> _Source material_:
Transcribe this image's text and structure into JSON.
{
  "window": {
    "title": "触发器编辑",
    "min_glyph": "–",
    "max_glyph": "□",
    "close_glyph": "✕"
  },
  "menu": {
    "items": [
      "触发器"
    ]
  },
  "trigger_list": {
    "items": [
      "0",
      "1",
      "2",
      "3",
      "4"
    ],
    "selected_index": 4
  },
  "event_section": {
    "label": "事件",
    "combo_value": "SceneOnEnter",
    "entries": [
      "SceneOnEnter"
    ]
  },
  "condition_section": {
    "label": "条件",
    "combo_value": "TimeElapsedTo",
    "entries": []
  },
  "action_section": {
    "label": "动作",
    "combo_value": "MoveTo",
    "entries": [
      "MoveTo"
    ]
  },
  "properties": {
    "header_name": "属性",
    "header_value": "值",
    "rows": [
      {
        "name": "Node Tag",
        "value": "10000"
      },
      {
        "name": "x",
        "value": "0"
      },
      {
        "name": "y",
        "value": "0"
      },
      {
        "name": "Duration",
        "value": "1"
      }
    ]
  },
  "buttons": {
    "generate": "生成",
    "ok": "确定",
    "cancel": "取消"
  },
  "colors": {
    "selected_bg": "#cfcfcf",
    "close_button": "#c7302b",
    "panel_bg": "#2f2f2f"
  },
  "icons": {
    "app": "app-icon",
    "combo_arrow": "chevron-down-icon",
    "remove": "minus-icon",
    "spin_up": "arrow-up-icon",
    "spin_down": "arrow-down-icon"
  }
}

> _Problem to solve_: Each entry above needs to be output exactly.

> _Answer box_:
Transcribe this image's text and structure into JSON.
{
  "window": {
    "title": "触发器编辑",
    "min_glyph": "–",
    "max_glyph": "□",
    "close_glyph": "✕"
  },
  "menu": {
    "items": [
      "触发器"
    ]
  },
  "trigger_list": {
    "items": [
      "0",
      "1",
      "2",
      "3",
      "4"
    ],
    "selected_index": 4
  },
  "event_section": {
    "label": "事件",
    "combo_value": "SceneOnEnter",
    "entries": [
      "SceneOnEnter"
    ]
  },
  "condition_section": {
    "label": "条件",
    "combo_value": "TimeElapsedTo",
    "entries": []
  },
  "action_section": {
    "label": "动作",
    "combo_value": "MoveTo",
    "entries": [
      "MoveTo"
    ]
  },
  "properties": {
    "header_name": "属性",
    "header_value": "值",
    "rows": [
      {
        "name": "Node Tag",
        "value": "10000"
      },
      {
        "name": "x",
        "value": "0"
      },
      {
        "name": "y",
        "value": "0"
      },
      {
        "name": "Duration",
        "value": "1"
      }
    ]
  },
  "buttons": {
    "generate": "生成",
    "ok": "确定",
    "cancel": "取消"
  },
  "colors": {
    "selected_bg": "#cfcfcf",
    "close_button": "#c7302b",
    "panel_bg": "#2f2f2f"
  },
  "icons": {
    "app": "app-icon",
    "combo_arrow": "chevron-down-icon",
    "remove": "minus-icon",
    "spin_up": "arrow-up-icon",
    "spin_down": "arrow-down-icon"
  }
}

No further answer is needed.